The consequence of this is complete disintegration. Not only is it impossible to develop the strength needed to confront the world, but one does not even acknowledge this as a goal!
This flows into Peterson’s chapter better than it does in my own analysis, but Peterson uses the dream as a way of understanding the process of knowledge formation.
The dream serves as the first cognitive step… in transforming that unknown into actionable and even articulable knowledge.Jordan Peterson, Beyond Order
This is a deeply Jungian notion, and I am in alignment with Jung and Peterson in my own views. Heck, I’ve written out the dream analysis process, so I won’t go too deep into the details of how that works here.
One thing to consider about dreams is that they are a manifestation of confusion. We are always trying to reconcile information, and while we are good at categorizing it–we must be, to engage with the world–we cannot do so perfectly.
There are always unconsidered aspects to any complex topic, and our own limitations are an added factor.
They may be mistaken, of course, if the premises that lead up to them do not derive from truth.
But psychologically they seem to be inerrant, which is a point Peterson makes (along with Jung, who differs from Freud). Puzzling out the meaning of a dream is a way to understand a partially clear but pivotally important point.
This ties into both the notion of deceit and the notion of arrogance.
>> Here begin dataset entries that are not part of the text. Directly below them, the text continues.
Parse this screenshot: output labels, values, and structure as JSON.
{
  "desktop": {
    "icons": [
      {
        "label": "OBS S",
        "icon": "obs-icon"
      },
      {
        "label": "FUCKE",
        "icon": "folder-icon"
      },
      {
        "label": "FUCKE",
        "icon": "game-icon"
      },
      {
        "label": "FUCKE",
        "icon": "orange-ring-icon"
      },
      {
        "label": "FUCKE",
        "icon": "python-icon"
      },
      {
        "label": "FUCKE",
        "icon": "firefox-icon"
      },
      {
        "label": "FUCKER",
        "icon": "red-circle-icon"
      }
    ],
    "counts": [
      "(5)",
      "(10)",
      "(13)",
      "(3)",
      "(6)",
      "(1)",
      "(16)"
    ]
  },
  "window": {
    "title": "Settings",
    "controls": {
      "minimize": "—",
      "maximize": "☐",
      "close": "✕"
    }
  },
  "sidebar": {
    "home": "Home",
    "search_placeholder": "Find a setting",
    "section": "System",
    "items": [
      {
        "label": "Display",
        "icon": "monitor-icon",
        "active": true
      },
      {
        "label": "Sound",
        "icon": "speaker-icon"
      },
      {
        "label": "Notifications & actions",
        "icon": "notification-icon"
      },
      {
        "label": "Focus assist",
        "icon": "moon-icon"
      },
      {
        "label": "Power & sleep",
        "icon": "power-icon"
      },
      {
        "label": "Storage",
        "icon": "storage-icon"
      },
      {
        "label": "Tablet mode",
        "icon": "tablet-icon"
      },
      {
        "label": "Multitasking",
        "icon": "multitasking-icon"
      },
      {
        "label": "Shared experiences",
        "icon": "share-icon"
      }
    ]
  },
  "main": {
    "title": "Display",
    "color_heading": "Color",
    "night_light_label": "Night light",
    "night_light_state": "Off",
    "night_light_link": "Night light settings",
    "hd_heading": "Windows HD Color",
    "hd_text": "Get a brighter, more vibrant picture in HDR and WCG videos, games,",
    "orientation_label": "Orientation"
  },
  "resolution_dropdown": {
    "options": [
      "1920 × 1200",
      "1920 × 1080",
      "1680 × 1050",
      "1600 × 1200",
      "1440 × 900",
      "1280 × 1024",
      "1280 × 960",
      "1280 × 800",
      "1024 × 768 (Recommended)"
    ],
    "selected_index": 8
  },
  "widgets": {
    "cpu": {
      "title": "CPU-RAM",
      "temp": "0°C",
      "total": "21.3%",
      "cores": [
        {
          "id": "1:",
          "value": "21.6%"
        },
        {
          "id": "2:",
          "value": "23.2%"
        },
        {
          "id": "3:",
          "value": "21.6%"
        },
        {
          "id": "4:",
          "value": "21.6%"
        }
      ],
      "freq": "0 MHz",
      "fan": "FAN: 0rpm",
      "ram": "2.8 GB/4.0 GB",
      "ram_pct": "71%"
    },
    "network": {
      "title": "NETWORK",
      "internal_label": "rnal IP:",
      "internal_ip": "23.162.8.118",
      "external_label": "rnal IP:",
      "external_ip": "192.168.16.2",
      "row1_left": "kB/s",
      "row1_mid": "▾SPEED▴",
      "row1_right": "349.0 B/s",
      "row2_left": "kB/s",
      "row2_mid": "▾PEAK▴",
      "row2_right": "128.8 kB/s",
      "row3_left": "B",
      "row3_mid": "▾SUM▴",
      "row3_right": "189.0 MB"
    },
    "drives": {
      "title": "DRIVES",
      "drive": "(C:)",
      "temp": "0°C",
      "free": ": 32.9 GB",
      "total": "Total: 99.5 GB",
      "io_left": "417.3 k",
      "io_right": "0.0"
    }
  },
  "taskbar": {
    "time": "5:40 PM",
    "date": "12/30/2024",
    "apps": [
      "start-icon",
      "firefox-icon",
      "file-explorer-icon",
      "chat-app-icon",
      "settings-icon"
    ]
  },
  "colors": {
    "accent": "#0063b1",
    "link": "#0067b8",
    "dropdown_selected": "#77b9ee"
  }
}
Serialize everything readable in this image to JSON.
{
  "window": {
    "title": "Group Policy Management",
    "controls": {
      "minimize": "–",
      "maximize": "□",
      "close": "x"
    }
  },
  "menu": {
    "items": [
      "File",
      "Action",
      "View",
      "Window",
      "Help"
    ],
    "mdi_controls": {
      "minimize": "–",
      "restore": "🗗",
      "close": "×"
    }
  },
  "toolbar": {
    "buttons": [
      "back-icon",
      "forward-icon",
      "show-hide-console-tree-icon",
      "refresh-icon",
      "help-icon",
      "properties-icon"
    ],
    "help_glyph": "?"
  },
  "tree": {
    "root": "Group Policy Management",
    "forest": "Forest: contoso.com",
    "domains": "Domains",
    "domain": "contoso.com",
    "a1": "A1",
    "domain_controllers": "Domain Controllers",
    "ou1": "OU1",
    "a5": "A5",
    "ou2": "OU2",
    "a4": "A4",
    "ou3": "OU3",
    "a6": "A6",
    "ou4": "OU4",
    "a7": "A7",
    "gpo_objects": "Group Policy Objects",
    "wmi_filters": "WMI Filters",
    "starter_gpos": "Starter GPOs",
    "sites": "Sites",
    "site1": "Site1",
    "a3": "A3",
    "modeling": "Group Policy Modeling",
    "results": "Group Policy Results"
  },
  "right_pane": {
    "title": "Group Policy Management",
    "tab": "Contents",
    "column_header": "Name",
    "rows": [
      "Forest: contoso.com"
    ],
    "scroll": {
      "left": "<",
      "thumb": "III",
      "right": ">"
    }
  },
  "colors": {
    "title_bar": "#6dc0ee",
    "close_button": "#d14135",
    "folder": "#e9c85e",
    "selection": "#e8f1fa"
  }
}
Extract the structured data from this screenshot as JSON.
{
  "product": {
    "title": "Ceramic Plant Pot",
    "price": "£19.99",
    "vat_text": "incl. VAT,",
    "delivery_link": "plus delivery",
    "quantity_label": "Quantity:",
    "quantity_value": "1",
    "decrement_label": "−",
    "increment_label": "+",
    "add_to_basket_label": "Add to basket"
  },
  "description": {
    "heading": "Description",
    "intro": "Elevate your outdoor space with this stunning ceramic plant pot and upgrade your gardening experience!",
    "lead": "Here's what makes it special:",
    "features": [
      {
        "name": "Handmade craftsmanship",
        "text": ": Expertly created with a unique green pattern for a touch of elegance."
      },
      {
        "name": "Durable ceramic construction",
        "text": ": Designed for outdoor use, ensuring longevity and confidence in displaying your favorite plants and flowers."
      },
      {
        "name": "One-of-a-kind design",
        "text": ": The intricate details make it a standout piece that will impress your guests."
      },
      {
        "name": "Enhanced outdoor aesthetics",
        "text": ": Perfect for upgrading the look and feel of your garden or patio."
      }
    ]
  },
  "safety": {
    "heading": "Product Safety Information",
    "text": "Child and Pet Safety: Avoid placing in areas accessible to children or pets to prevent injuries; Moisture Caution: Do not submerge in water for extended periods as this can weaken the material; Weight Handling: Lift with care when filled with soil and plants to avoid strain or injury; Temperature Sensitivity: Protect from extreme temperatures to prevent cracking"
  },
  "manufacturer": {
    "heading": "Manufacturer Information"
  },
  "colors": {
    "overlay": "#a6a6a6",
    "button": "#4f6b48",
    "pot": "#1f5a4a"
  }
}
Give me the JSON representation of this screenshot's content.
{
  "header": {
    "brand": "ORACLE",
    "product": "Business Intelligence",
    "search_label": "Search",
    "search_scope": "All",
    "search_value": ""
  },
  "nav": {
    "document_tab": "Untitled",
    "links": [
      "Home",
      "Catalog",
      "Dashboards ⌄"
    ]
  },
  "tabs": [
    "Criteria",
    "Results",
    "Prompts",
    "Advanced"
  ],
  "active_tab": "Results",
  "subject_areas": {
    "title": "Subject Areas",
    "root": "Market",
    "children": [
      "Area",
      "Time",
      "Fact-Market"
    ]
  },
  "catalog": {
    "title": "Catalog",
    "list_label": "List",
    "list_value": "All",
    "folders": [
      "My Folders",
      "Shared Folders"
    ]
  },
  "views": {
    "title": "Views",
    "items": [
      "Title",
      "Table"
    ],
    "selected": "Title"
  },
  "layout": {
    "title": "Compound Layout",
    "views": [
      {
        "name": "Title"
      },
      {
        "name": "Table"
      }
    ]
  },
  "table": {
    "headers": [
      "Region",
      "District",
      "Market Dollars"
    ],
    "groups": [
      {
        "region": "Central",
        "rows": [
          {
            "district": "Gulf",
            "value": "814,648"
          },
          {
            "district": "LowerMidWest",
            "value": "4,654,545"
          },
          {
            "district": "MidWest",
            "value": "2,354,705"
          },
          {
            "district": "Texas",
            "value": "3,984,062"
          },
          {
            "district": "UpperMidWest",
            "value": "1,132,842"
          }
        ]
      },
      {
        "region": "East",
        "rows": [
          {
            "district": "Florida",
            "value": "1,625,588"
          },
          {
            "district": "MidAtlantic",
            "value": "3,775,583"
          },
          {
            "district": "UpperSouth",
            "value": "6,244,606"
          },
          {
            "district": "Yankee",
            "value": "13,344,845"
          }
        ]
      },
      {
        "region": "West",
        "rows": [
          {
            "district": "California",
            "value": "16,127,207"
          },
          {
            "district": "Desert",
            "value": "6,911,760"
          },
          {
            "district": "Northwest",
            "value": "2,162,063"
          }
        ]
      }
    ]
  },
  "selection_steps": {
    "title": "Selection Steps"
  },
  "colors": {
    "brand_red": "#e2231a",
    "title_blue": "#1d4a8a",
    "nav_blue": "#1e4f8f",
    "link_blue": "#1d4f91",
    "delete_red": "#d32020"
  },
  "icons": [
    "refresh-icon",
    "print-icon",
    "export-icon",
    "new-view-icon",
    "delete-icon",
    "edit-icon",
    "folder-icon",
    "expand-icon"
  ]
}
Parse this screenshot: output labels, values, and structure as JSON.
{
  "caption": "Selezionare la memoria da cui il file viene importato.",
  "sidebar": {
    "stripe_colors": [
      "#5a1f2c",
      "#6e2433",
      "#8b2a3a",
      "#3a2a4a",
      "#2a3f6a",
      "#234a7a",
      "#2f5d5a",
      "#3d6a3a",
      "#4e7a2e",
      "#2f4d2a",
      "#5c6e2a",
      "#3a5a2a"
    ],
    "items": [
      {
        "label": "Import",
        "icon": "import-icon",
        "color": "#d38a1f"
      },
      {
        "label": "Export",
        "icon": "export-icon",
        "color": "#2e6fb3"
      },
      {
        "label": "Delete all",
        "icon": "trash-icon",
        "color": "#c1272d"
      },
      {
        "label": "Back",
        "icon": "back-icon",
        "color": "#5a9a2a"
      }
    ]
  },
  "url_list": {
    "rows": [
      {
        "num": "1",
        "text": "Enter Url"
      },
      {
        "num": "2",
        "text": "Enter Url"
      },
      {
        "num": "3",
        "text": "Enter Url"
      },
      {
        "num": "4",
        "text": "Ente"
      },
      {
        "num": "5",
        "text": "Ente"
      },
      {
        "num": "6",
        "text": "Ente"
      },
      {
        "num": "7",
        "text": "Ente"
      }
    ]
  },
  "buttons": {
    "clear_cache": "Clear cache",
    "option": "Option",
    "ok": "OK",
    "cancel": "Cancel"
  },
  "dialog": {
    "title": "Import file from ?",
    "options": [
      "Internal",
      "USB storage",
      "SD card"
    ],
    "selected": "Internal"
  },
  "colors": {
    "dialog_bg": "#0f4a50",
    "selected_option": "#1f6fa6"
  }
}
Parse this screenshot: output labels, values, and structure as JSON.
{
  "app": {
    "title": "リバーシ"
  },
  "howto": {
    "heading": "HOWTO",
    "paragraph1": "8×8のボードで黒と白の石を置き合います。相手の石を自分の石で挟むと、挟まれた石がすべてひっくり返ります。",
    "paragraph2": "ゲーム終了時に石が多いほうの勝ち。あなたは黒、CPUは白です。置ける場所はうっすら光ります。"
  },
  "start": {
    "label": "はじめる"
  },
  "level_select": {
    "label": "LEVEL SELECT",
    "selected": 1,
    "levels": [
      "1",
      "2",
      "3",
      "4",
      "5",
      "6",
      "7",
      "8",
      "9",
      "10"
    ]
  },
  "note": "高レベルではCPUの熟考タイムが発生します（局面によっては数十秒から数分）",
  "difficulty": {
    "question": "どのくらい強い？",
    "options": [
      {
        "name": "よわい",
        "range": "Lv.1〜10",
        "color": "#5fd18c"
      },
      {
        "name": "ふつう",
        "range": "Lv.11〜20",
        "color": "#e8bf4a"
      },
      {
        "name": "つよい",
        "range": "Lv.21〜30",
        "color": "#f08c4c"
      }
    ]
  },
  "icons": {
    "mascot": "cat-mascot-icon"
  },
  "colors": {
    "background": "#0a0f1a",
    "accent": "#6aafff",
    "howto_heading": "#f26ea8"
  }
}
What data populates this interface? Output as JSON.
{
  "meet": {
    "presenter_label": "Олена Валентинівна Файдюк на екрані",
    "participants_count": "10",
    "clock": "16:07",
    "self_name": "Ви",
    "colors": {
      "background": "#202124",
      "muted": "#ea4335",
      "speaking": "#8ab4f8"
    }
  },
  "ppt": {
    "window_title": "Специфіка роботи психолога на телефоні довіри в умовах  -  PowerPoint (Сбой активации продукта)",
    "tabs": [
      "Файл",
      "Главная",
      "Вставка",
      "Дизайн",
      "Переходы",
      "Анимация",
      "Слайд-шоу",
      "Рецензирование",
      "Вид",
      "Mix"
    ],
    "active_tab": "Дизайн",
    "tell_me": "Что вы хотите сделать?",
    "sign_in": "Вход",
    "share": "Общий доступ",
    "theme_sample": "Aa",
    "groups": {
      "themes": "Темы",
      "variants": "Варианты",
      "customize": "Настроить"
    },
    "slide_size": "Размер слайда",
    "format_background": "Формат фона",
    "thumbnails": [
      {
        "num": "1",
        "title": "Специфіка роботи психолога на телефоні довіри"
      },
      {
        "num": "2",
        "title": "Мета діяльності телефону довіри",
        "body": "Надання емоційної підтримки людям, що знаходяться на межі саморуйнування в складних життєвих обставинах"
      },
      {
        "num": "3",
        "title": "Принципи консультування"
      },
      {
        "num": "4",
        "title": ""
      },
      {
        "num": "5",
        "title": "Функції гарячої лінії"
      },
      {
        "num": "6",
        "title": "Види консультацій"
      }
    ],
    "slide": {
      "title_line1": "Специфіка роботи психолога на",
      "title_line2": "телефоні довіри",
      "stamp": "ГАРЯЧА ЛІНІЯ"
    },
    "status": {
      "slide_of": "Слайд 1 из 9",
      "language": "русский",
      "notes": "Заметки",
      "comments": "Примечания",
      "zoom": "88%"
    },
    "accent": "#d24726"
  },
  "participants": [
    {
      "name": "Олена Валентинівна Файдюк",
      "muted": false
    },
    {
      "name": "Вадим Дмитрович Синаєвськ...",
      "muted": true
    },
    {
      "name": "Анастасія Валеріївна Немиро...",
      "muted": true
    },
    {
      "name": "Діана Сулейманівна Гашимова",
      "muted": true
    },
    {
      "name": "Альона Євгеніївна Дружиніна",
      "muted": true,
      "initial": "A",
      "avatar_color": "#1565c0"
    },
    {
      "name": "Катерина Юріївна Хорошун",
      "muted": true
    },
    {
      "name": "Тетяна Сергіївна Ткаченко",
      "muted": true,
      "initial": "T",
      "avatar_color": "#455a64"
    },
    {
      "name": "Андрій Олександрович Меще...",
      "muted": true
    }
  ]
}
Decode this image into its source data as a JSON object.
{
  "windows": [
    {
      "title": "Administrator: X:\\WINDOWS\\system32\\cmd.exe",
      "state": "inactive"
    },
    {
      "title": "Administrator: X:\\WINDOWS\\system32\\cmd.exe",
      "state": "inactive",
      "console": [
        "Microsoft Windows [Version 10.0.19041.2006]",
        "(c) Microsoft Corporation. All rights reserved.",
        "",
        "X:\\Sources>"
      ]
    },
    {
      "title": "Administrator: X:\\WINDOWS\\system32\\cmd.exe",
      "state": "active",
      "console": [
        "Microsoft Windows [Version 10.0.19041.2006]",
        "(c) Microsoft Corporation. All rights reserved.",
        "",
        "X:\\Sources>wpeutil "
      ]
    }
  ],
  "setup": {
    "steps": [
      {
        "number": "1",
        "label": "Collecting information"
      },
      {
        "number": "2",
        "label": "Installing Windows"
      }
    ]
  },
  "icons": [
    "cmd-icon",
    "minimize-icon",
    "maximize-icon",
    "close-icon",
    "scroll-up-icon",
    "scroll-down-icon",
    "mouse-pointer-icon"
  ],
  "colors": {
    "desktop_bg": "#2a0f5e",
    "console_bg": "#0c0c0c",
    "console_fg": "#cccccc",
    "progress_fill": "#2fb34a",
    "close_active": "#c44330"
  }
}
One must be humble enough to recognize incomplete knowledge and honest enough to seek the conclusions regardless of convenience to analyze a dream.
Culture is a manifestation of past and present knowledge and wisdom, a common foundation on which to anchor future discoveries.
The danger is that it is an artifice. It is not something which is natural, nor can it be compared easily to the world.
This is important, because faulty culture leads us astray.
If the map you are using is missing part of the world, you are going to be utterly unprepared when that absent element makes itself manifest.Jordan Peterson, Beyond Order
The problem with culture is two-fold.
- It must be preserved.
- It must be updated.
There is a scarcity of resources and time to truly preserve culture (mediocre art is offensive–not because of lack of skill, but because the unskilled competes with the valuable), and the endeavor of preservation can be a horrible burden.
But it is necessary, because preserved culture prevents the horrors of nature (the things that go bump in the night) from interjecting their presence to our daily world.
But culture must not be static. Not only is this irreconcilable with freedom, it is also contrary to the needs of civilization.
The problem with stasis is that the world continues to change around culture. Imagine having an honor culture that permitted people to duel in the streets that also had to deal with people posting on social media.
There would be no end to senseless (by our standards) bloodshed. The practical consequences would be grave, even if some problems that we have would not emerge.
The consequence of this is that culture cannot be the realm of the individual. An individual may have an outsized influence compared to the average contributor to culture, but they are never capable of living in their own world–at least not without renouncing everything else that comes with other people.